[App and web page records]

□ □ □ □ □ □ □

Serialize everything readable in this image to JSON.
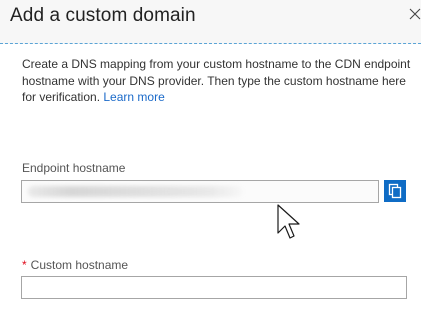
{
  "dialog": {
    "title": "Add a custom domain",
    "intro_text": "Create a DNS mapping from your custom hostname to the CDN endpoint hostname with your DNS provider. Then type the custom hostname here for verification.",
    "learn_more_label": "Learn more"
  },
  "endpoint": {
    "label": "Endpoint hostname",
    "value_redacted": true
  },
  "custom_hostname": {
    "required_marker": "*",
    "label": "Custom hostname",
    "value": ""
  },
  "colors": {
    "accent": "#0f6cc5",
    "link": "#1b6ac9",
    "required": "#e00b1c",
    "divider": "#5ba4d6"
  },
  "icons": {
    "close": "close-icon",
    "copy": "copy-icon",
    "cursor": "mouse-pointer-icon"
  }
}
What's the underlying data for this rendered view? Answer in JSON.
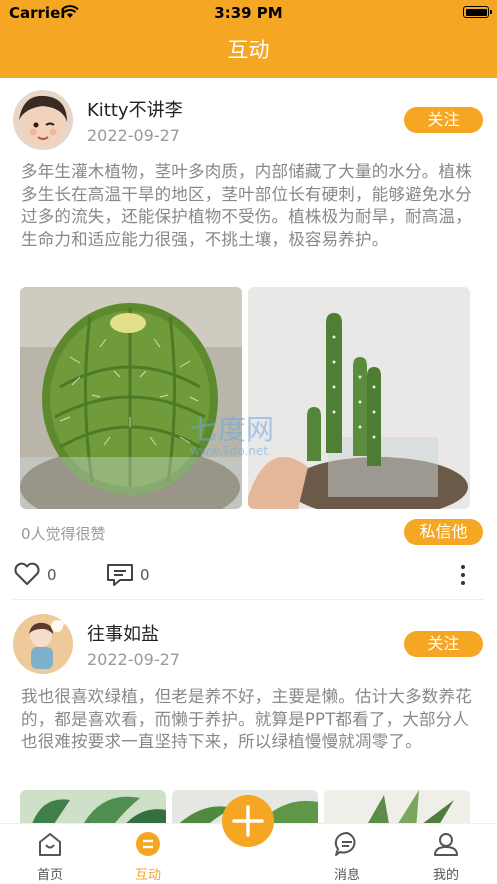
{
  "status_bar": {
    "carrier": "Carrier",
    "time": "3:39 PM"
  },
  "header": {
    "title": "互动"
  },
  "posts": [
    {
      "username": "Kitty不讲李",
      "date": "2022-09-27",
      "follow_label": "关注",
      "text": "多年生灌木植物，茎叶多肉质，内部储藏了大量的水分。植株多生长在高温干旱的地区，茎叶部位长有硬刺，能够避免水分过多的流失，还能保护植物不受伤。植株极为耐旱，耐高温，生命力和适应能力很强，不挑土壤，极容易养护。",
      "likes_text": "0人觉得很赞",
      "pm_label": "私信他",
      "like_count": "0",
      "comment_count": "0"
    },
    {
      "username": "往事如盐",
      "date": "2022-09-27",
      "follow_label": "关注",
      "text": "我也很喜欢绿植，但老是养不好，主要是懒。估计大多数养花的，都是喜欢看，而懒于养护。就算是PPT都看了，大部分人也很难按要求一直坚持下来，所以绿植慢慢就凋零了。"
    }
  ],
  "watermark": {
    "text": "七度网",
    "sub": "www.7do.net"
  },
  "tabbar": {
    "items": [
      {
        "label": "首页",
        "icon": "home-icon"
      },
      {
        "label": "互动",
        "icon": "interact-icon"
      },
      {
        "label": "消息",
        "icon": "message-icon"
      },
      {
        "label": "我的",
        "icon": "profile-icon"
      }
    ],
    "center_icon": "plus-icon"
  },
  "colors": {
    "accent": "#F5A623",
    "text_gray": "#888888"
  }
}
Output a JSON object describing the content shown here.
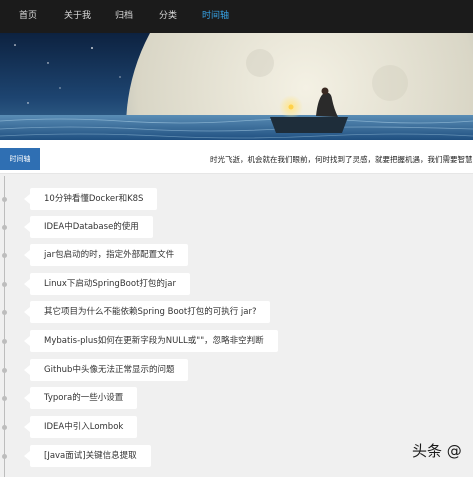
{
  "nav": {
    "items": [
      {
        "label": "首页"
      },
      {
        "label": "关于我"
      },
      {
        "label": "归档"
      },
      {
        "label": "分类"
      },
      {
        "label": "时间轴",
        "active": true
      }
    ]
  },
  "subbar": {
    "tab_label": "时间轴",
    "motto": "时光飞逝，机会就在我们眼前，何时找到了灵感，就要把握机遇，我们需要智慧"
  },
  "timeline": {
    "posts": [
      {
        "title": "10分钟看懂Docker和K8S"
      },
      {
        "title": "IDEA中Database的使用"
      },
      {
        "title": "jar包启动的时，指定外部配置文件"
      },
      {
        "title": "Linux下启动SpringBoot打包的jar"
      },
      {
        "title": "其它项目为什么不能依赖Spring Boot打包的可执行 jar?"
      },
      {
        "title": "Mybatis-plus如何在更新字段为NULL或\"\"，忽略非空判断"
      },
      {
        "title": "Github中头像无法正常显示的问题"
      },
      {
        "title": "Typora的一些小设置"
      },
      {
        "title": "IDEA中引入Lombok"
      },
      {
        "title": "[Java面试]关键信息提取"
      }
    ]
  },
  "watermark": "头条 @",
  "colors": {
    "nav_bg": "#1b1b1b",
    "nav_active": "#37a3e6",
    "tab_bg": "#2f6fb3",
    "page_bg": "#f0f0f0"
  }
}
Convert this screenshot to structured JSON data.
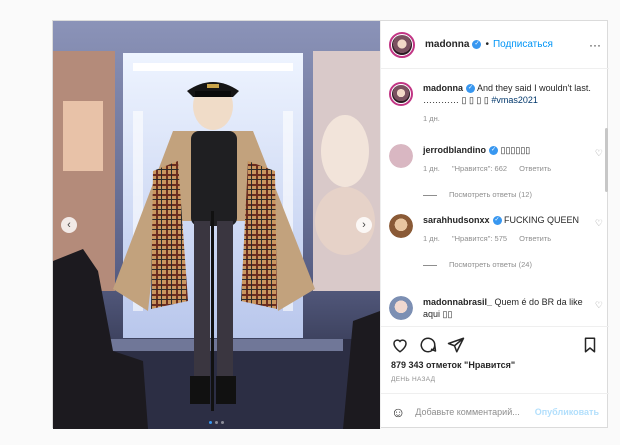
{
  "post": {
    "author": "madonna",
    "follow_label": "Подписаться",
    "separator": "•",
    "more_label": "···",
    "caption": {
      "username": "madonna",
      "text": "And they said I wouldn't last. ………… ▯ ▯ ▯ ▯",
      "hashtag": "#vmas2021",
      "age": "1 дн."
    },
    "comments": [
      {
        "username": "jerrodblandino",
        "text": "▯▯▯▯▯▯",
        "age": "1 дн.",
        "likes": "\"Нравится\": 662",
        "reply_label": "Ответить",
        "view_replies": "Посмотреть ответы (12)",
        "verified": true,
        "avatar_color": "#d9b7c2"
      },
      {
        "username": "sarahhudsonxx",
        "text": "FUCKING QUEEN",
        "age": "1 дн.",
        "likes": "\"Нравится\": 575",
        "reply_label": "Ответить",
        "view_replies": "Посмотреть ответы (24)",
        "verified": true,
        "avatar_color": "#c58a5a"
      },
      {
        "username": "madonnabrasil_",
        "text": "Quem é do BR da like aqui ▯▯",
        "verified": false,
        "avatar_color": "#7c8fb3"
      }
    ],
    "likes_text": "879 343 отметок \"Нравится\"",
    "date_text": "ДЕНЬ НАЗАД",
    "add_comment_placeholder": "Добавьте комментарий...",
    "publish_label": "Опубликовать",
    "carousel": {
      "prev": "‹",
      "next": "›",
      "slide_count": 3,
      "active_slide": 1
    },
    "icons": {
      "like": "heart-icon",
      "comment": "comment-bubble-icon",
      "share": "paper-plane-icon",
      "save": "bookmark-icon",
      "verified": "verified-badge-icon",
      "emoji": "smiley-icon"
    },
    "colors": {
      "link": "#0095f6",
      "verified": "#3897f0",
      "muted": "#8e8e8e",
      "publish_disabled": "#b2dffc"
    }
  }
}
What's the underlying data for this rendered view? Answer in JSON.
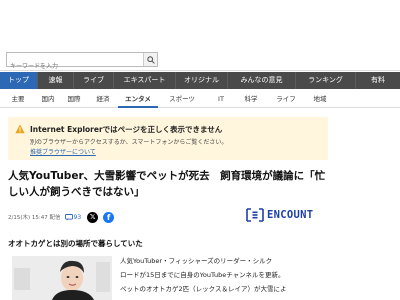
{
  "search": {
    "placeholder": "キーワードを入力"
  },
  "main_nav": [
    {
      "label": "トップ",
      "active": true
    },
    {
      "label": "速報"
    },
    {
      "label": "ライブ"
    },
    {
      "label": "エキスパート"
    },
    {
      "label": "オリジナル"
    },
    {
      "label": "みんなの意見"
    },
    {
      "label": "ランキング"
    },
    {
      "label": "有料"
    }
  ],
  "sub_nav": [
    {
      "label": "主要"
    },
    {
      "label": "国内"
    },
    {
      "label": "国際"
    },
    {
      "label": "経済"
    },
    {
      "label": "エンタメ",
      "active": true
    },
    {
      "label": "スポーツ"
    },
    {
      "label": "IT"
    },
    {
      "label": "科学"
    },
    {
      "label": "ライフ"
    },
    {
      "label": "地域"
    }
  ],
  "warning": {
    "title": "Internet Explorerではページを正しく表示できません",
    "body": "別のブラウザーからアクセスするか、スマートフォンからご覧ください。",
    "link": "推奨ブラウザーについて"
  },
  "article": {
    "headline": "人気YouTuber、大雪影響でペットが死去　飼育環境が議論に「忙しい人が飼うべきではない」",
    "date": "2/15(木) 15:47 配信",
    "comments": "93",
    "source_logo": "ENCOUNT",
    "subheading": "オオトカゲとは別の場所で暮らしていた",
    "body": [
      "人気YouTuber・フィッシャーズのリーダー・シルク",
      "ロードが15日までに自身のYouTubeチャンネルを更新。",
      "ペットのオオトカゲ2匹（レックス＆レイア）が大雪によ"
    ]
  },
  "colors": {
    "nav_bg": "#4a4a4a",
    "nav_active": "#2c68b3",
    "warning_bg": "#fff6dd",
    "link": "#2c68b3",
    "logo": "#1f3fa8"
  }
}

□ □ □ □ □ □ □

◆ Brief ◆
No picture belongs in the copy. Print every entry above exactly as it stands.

◆ Output for this exercise ◆
Serialize everything readable in this image to JSON.
{
  "dialog": {
    "title": "Add a custom domain",
    "intro_text": "Create a DNS mapping from your custom hostname to the CDN endpoint hostname with your DNS provider. Then type the custom hostname here for verification.",
    "learn_more_label": "Learn more"
  },
  "endpoint": {
    "label": "Endpoint hostname",
    "value_redacted": true
  },
  "custom_hostname": {
    "required_marker": "*",
    "label": "Custom hostname",
    "value": ""
  },
  "colors": {
    "accent": "#0f6cc5",
    "link": "#1b6ac9",
    "required": "#e00b1c",
    "divider": "#5ba4d6"
  },
  "icons": {
    "close": "close-icon",
    "copy": "copy-icon",
    "cursor": "mouse-pointer-icon"
  }
}
What's the underlying data for this rendered view? Answer in JSON.
{
  "status_bar": {
    "carrier": "Carrier",
    "time": "3:39 PM"
  },
  "header": {
    "title": "互动"
  },
  "posts": [
    {
      "username": "Kitty不讲李",
      "date": "2022-09-27",
      "follow_label": "关注",
      "text": "多年生灌木植物，茎叶多肉质，内部储藏了大量的水分。植株多生长在高温干旱的地区，茎叶部位长有硬刺，能够避免水分过多的流失，还能保护植物不受伤。植株极为耐旱，耐高温，生命力和适应能力很强，不挑土壤，极容易养护。",
      "likes_text": "0人觉得很赞",
      "pm_label": "私信他",
      "like_count": "0",
      "comment_count": "0"
    },
    {
      "username": "往事如盐",
      "date": "2022-09-27",
      "follow_label": "关注",
      "text": "我也很喜欢绿植，但老是养不好，主要是懒。估计大多数养花的，都是喜欢看，而懒于养护。就算是PPT都看了，大部分人也很难按要求一直坚持下来，所以绿植慢慢就凋零了。"
    }
  ],
  "watermark": {
    "text": "七度网",
    "sub": "www.7do.net"
  },
  "tabbar": {
    "items": [
      {
        "label": "首页",
        "icon": "home-icon"
      },
      {
        "label": "互动",
        "icon": "interact-icon"
      },
      {
        "label": "消息",
        "icon": "message-icon"
      },
      {
        "label": "我的",
        "icon": "profile-icon"
      }
    ],
    "center_icon": "plus-icon"
  },
  "colors": {
    "accent": "#F5A623",
    "text_gray": "#888888"
  }
}
Output a JSON object describing the content shown here.
{
  "nav": {
    "items": [
      {
        "label": "首页"
      },
      {
        "label": "关于我"
      },
      {
        "label": "归档"
      },
      {
        "label": "分类"
      },
      {
        "label": "时间轴",
        "active": true
      }
    ]
  },
  "subbar": {
    "tab_label": "时间轴",
    "motto": "时光飞逝，机会就在我们眼前，何时找到了灵感，就要把握机遇，我们需要智慧"
  },
  "timeline": {
    "posts": [
      {
        "title": "10分钟看懂Docker和K8S"
      },
      {
        "title": "IDEA中Database的使用"
      },
      {
        "title": "jar包启动的时，指定外部配置文件"
      },
      {
        "title": "Linux下启动SpringBoot打包的jar"
      },
      {
        "title": "其它项目为什么不能依赖Spring Boot打包的可执行 jar?"
      },
      {
        "title": "Mybatis-plus如何在更新字段为NULL或\"\"，忽略非空判断"
      },
      {
        "title": "Github中头像无法正常显示的问题"
      },
      {
        "title": "Typora的一些小设置"
      },
      {
        "title": "IDEA中引入Lombok"
      },
      {
        "title": "[Java面试]关键信息提取"
      }
    ]
  },
  "watermark": "头条 @",
  "colors": {
    "nav_bg": "#1b1b1b",
    "nav_active": "#37a3e6",
    "tab_bg": "#2f6fb3",
    "page_bg": "#f0f0f0"
  }
}
Convert this screenshot to structured JSON data.
{
  "post": {
    "author": "madonna",
    "follow_label": "Подписаться",
    "separator": "•",
    "more_label": "···",
    "caption": {
      "username": "madonna",
      "text": "And they said I wouldn't last. ………… ▯ ▯ ▯ ▯",
      "hashtag": "#vmas2021",
      "age": "1 дн."
    },
    "comments": [
      {
        "username": "jerrodblandino",
        "text": "▯▯▯▯▯▯",
        "age": "1 дн.",
        "likes": "\"Нравится\": 662",
        "reply_label": "Ответить",
        "view_replies": "Посмотреть ответы (12)",
        "verified": true,
        "avatar_color": "#d9b7c2"
      },
      {
        "username": "sarahhudsonxx",
        "text": "FUCKING QUEEN",
        "age": "1 дн.",
        "likes": "\"Нравится\": 575",
        "reply_label": "Ответить",
        "view_replies": "Посмотреть ответы (24)",
        "verified": true,
        "avatar_color": "#c58a5a"
      },
      {
        "username": "madonnabrasil_",
        "text": "Quem é do BR da like aqui ▯▯",
        "verified": false,
        "avatar_color": "#7c8fb3"
      }
    ],
    "likes_text": "879 343 отметок \"Нравится\"",
    "date_text": "ДЕНЬ НАЗАД",
    "add_comment_placeholder": "Добавьте комментарий...",
    "publish_label": "Опубликовать",
    "carousel": {
      "prev": "‹",
      "next": "›",
      "slide_count": 3,
      "active_slide": 1
    },
    "icons": {
      "like": "heart-icon",
      "comment": "comment-bubble-icon",
      "share": "paper-plane-icon",
      "save": "bookmark-icon",
      "verified": "verified-badge-icon",
      "emoji": "smiley-icon"
    },
    "colors": {
      "link": "#0095f6",
      "verified": "#3897f0",
      "muted": "#8e8e8e",
      "publish_disabled": "#b2dffc"
    }
  }
}
What's the underlying data for this rendered view? Answer in JSON.
{
  "search": {
    "placeholder": "キーワードを入力"
  },
  "main_nav": [
    {
      "label": "トップ",
      "active": true
    },
    {
      "label": "速報"
    },
    {
      "label": "ライブ"
    },
    {
      "label": "エキスパート"
    },
    {
      "label": "オリジナル"
    },
    {
      "label": "みんなの意見"
    },
    {
      "label": "ランキング"
    },
    {
      "label": "有料"
    }
  ],
  "sub_nav": [
    {
      "label": "主要"
    },
    {
      "label": "国内"
    },
    {
      "label": "国際"
    },
    {
      "label": "経済"
    },
    {
      "label": "エンタメ",
      "active": true
    },
    {
      "label": "スポーツ"
    },
    {
      "label": "IT"
    },
    {
      "label": "科学"
    },
    {
      "label": "ライフ"
    },
    {
      "label": "地域"
    }
  ],
  "warning": {
    "title": "Internet Explorerではページを正しく表示できません",
    "body": "別のブラウザーからアクセスするか、スマートフォンからご覧ください。",
    "link": "推奨ブラウザーについて"
  },
  "article": {
    "headline": "人気YouTuber、大雪影響でペットが死去　飼育環境が議論に「忙しい人が飼うべきではない」",
    "date": "2/15(木) 15:47 配信",
    "comments": "93",
    "source_logo": "ENCOUNT",
    "subheading": "オオトカゲとは別の場所で暮らしていた",
    "body": [
      "人気YouTuber・フィッシャーズのリーダー・シルク",
      "ロードが15日までに自身のYouTubeチャンネルを更新。",
      "ペットのオオトカゲ2匹（レックス＆レイア）が大雪によ"
    ]
  },
  "colors": {
    "nav_bg": "#4a4a4a",
    "nav_active": "#2c68b3",
    "warning_bg": "#fff6dd",
    "link": "#2c68b3",
    "logo": "#1f3fa8"
  }
}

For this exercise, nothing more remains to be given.